Metaphorically, it’s like America is waking up after a sixty-year binge (made possible by credit cards and houses used as glorified ATMs).  In Christmas in My Heart 13, my wife Connie tells of a Christmas during the early 1950s when en route from California’s Monterey Peninsula to her home in Fortuna (near Eureka), a major storm blew in, the Eel River flooded and washed out Highway 101 in places; so Connie and others were stranded in Garberville.  The lady who was driving them home hadn’t banked on a flood, having just enough money to cover the gas costs to get them home.  Not for motels and extra food.  So what did they do?  They agreed to do the motel’s laundry, make up the bedrooms, etc., in return for having a room to sleep in.  For since the motel manager didn’t take checks and credit cards didn’t exist yet, you either had money or you didn’t.

As our son Greg said recently, “Dad, for 50 years we’ve been spending money we didn’t have.’  Up until three years ago, at least twice a month we’d get calls asking us if we didn’t want to take out another loan on our house.  Those days will most likely never come back, at least in our lifetimes.

More and more of us today are either using only debit cards or charging only what we can pay off at the end of the month.  We do this because many of us live in perpetual fear that we will join those who owe more than their homes are worth, so that, if we lose our jobs, we too will be forced to declare bankruptcy and be evicted from our own homes.

Across the nation today, our grown children, unable to even get a job, are forced to remain at home with Mom and Dad.  Those who predict the economy has rounded the corner and heading up are proven wrong again and again.
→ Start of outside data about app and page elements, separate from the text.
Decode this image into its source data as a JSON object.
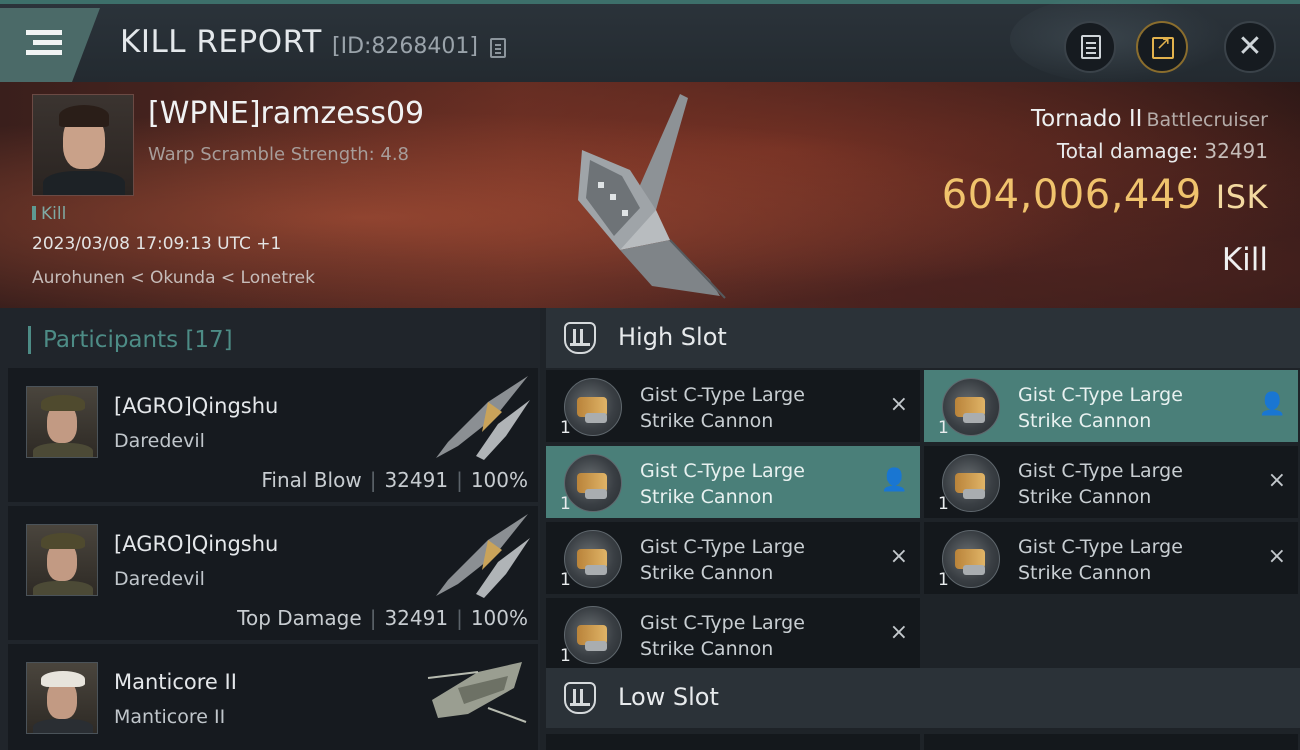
{
  "header": {
    "title": "KILL REPORT",
    "report_id": "[ID:8268401]"
  },
  "victim": {
    "name": "[WPNE]ramzess09",
    "subtitle": "Warp Scramble Strength: 4.8",
    "tag": "Kill",
    "datetime": "2023/03/08 17:09:13 UTC +1",
    "location": "Aurohunen < Okunda < Lonetrek",
    "ship": "Tornado II",
    "ship_class": "Battlecruiser",
    "total_damage_label": "Total damage:",
    "total_damage": "32491",
    "isk_value": "604,006,449",
    "isk_unit": "ISK",
    "result": "Kill"
  },
  "participants": {
    "title": "Participants [17]",
    "items": [
      {
        "name": "[AGRO]Qingshu",
        "ship": "Daredevil",
        "role": "Final Blow",
        "damage": "32491",
        "percent": "100%"
      },
      {
        "name": "[AGRO]Qingshu",
        "ship": "Daredevil",
        "role": "Top Damage",
        "damage": "32491",
        "percent": "100%"
      },
      {
        "name": "Manticore II",
        "ship": "Manticore II"
      }
    ]
  },
  "slots": {
    "high_label": "High Slot",
    "low_label": "Low Slot",
    "high": [
      {
        "line1": "Gist C-Type Large",
        "line2": "Strike Cannon",
        "qty": "1",
        "status": "×",
        "status_icon": "close-icon"
      },
      {
        "line1": "Gist C-Type Large",
        "line2": "Strike Cannon",
        "qty": "1",
        "status": "👤",
        "status_icon": "person-icon"
      },
      {
        "line1": "Gist C-Type Large",
        "line2": "Strike Cannon",
        "qty": "1",
        "status": "👤",
        "status_icon": "person-icon"
      },
      {
        "line1": "Gist C-Type Large",
        "line2": "Strike Cannon",
        "qty": "1",
        "status": "×",
        "status_icon": "close-icon"
      },
      {
        "line1": "Gist C-Type Large",
        "line2": "Strike Cannon",
        "qty": "1",
        "status": "×",
        "status_icon": "close-icon"
      },
      {
        "line1": "Gist C-Type Large",
        "line2": "Strike Cannon",
        "qty": "1",
        "status": "×",
        "status_icon": "close-icon"
      },
      {
        "line1": "Gist C-Type Large",
        "line2": "Strike Cannon",
        "qty": "1",
        "status": "×",
        "status_icon": "close-icon"
      }
    ]
  },
  "colors": {
    "accent_teal": "#4a7f79",
    "isk_gold": "#f0c36d"
  }
}
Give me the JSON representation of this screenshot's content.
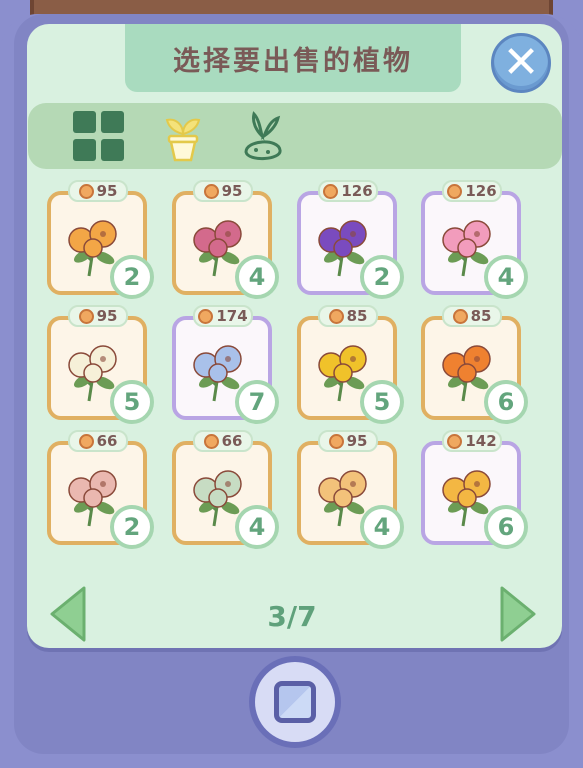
{
  "header": {
    "title": "选择要出售的植物"
  },
  "tabs": [
    {
      "icon": "grid-icon",
      "active": false
    },
    {
      "icon": "pot-icon",
      "active": true
    },
    {
      "icon": "sprout-icon",
      "active": false
    }
  ],
  "items": [
    {
      "price": "95",
      "qty": "2",
      "frame": "gold",
      "flower": "orange-lily",
      "color": "#f3a646"
    },
    {
      "price": "95",
      "qty": "4",
      "frame": "gold",
      "flower": "pink-lily",
      "color": "#d36a8c"
    },
    {
      "price": "126",
      "qty": "2",
      "frame": "purple",
      "flower": "purple-bellflower",
      "color": "#7a4bbf"
    },
    {
      "price": "126",
      "qty": "4",
      "frame": "purple",
      "flower": "pink-lily-cluster",
      "color": "#f29cbc"
    },
    {
      "price": "95",
      "qty": "5",
      "frame": "gold",
      "flower": "white-lily",
      "color": "#f6f0d8"
    },
    {
      "price": "174",
      "qty": "7",
      "frame": "purple",
      "flower": "blue-rose",
      "color": "#a9c1ea"
    },
    {
      "price": "85",
      "qty": "5",
      "frame": "gold",
      "flower": "yellow-bloom",
      "color": "#f0c22a"
    },
    {
      "price": "85",
      "qty": "6",
      "frame": "gold",
      "flower": "orange-bloom",
      "color": "#ef8130"
    },
    {
      "price": "66",
      "qty": "2",
      "frame": "gold",
      "flower": "pink-succulent",
      "color": "#eab8b0"
    },
    {
      "price": "66",
      "qty": "4",
      "frame": "gold",
      "flower": "green-succulent",
      "color": "#c7dcc3"
    },
    {
      "price": "95",
      "qty": "4",
      "frame": "gold",
      "flower": "striped-lily",
      "color": "#f3c27a"
    },
    {
      "price": "142",
      "qty": "6",
      "frame": "purple",
      "flower": "yellow-daffodil",
      "color": "#f3b743"
    }
  ],
  "pagination": {
    "label": "3/7"
  },
  "colors": {
    "accent": "#5fa17b",
    "panel": "#d9f1e0",
    "device": "#8b8fce"
  }
}
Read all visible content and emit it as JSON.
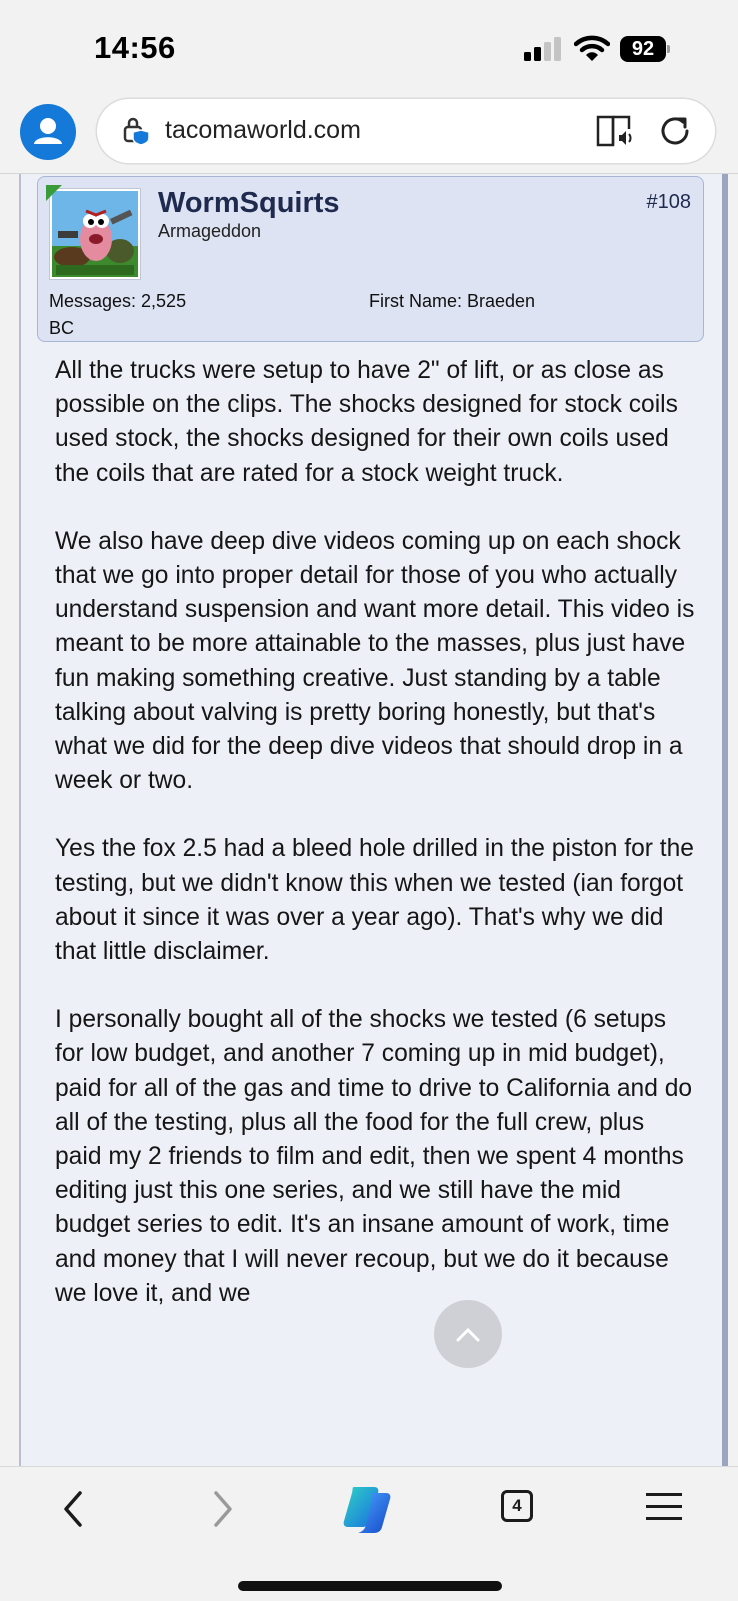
{
  "status_bar": {
    "time": "14:56",
    "battery": "92"
  },
  "browser": {
    "url": "tacomaworld.com",
    "tab_count": "4",
    "icons": [
      "profile-icon",
      "lock-shield-icon",
      "reader-mode-icon",
      "reload-icon",
      "back-icon",
      "forward-icon",
      "copilot-icon",
      "tabs-icon",
      "menu-icon"
    ],
    "accent": "#1479d8"
  },
  "post": {
    "user": {
      "name": "WormSquirts",
      "title": "Armageddon",
      "messages": "Messages: 2,525",
      "first_name": "First Name: Braeden",
      "location": "BC"
    },
    "number": "#108",
    "paragraphs": [
      "All the trucks were setup to have 2\" of lift, or as close as possible on the clips. The shocks designed for stock coils used stock, the shocks designed for their own coils used the coils that are rated for a stock weight truck.",
      "We also have deep dive videos coming up on each shock that we go into proper detail for those of you who actually understand suspension and want more detail. This video is meant to be more attainable to the masses, plus just have fun making something creative. Just standing by a table talking about valving is pretty boring honestly, but that's what we did for the deep dive videos that should drop in a week or two.",
      "Yes the fox 2.5 had a bleed hole drilled in the piston for the testing, but we didn't know this when we tested (ian forgot about it since it was over a year ago). That's why we did that little disclaimer.",
      "I personally bought all of the shocks we tested (6 setups for low budget, and another 7 coming up in mid budget), paid for all of the gas and time to drive to California and do all of the testing, plus all the food for the full crew, plus paid my 2 friends to film and edit, then we spent 4 months editing just this one series, and we still have the mid budget series to edit. It's an insane amount of work, time and money that I will never recoup, but we do it because we love it, and we"
    ]
  }
}
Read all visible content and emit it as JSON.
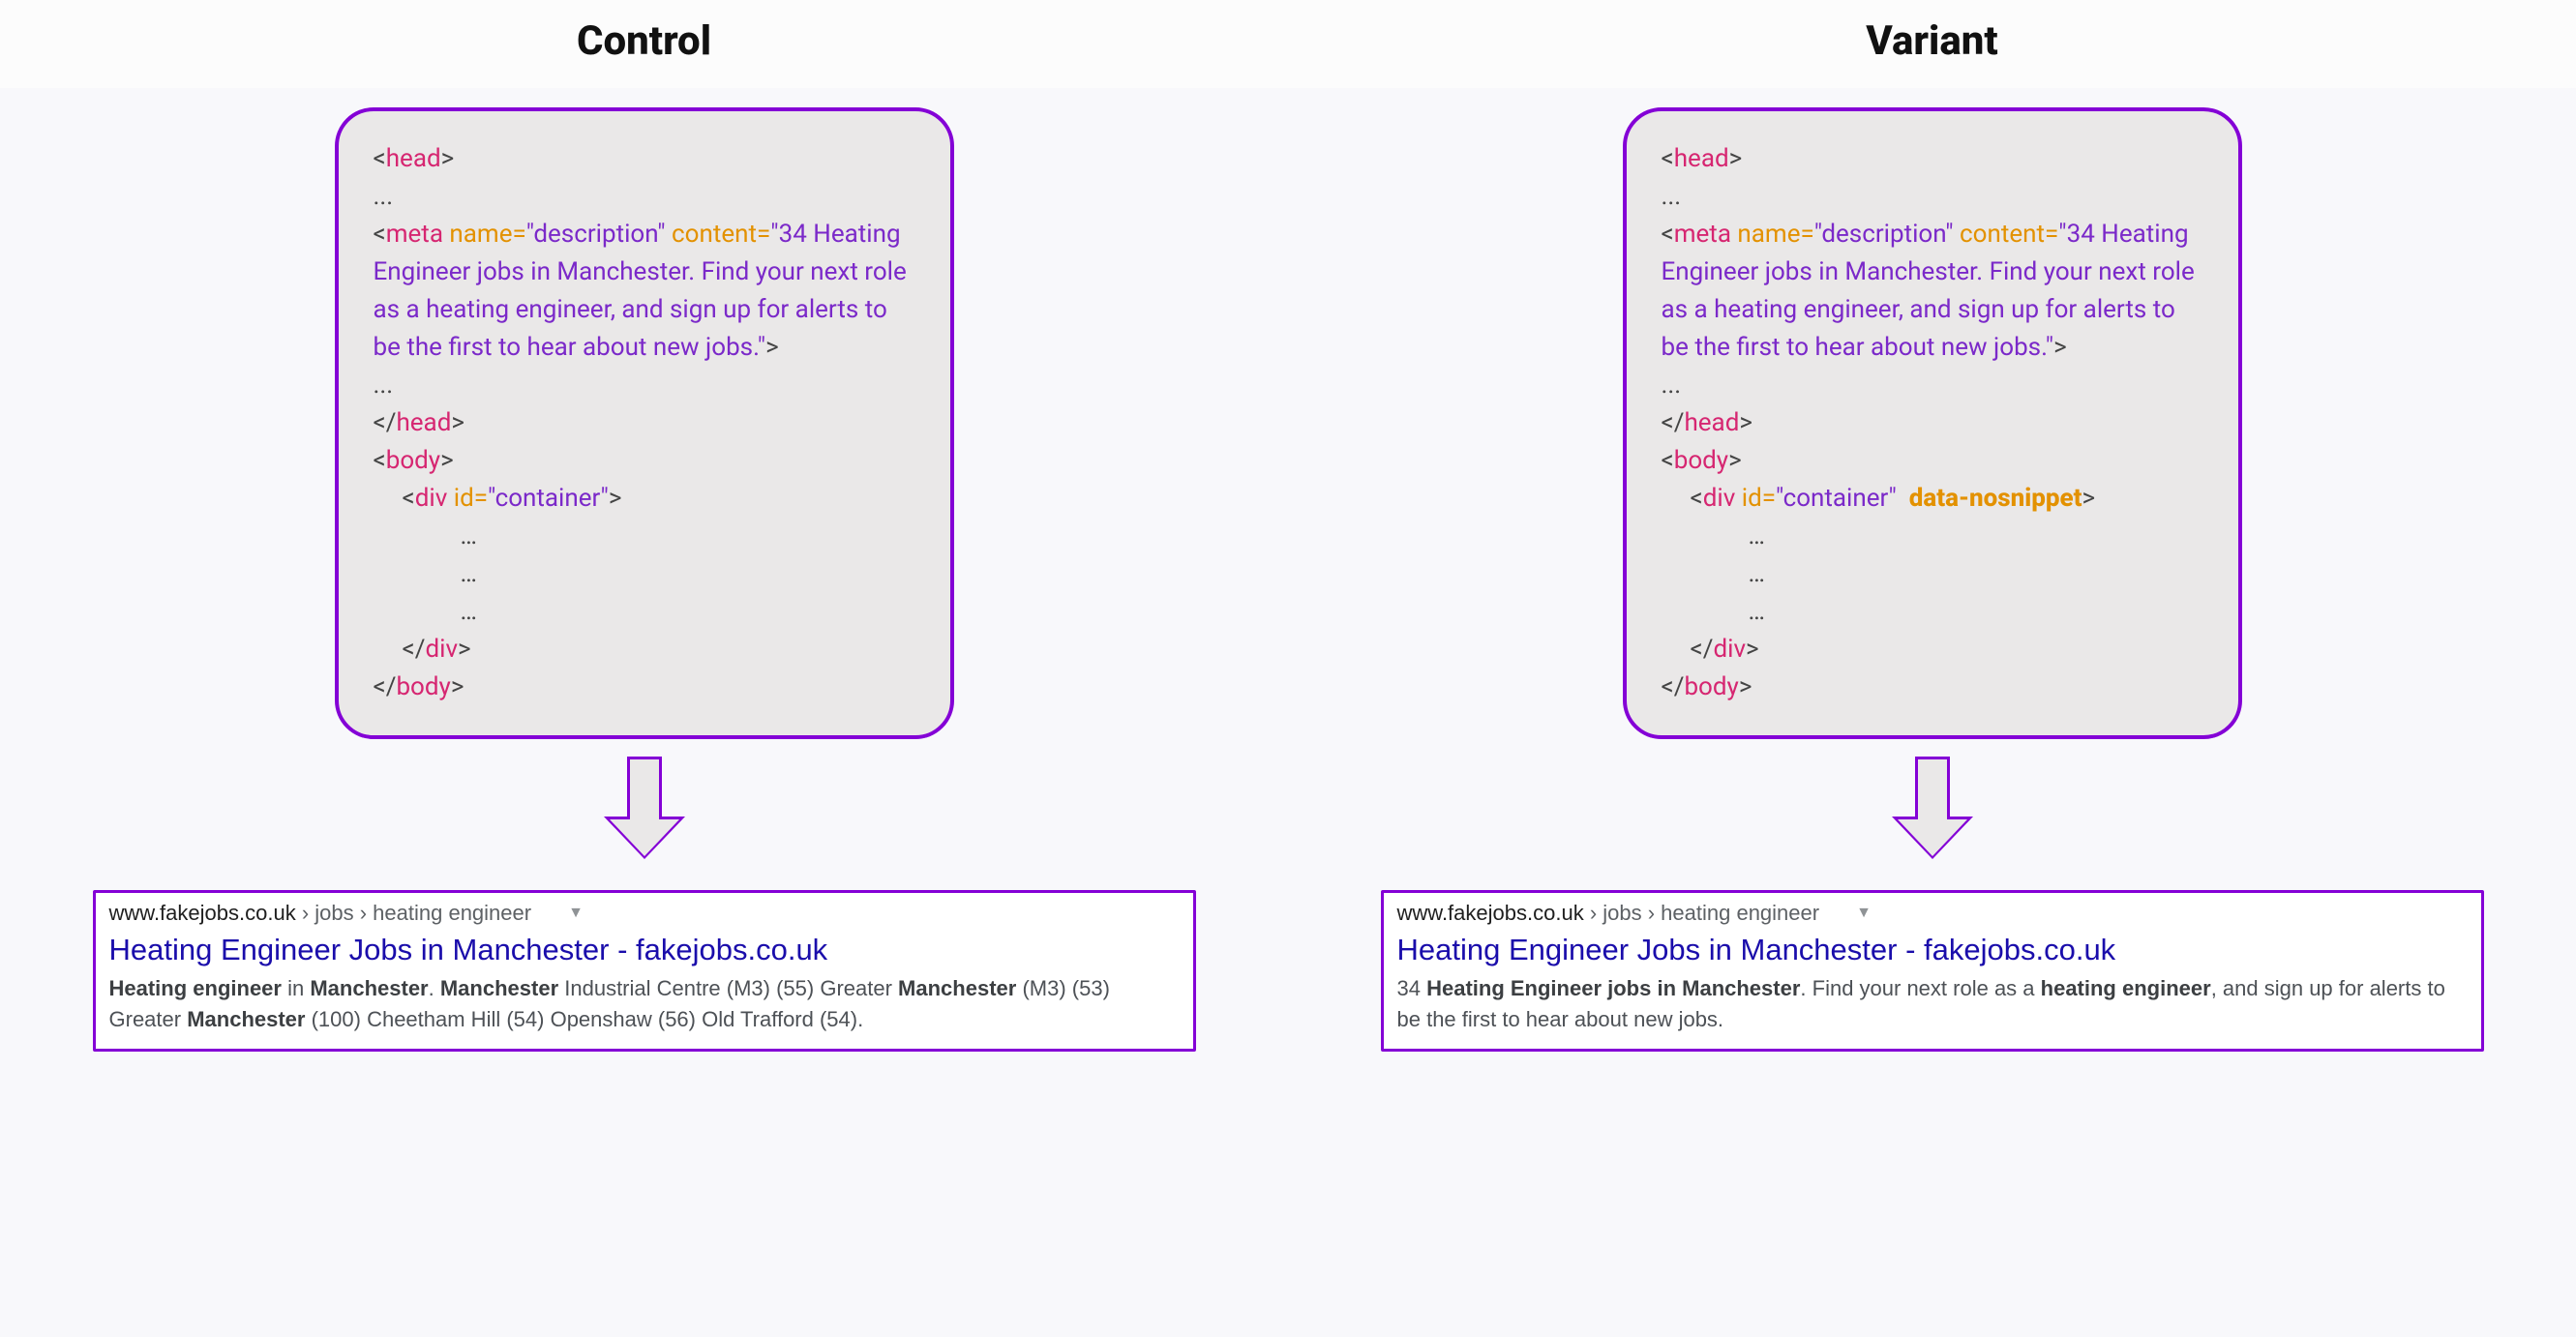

The world’s leading economists are grave, warning that it might be years—even decades—before we regain what we had three years ago.

Just as was true with the Great Depression of the 1930s, this one is global too, so there is nowhere to escape to.  Also, just as was true when Teddy Roosevelt became President close to 110 years ago, never has the gap between the rich and the poor been as great.  Even while the banks and corporations are failing, unbelievably they continue to pay their CEOs millions a year.  Same for sports stars, landing contracts in the hundreds of millions while schools, libraries, parks, post offices, etc., are being forced to lay off employees or close.  Misplaced priorities are all around us.

However, if a crash does come—it won’t be all bad.

More on that next Wednesday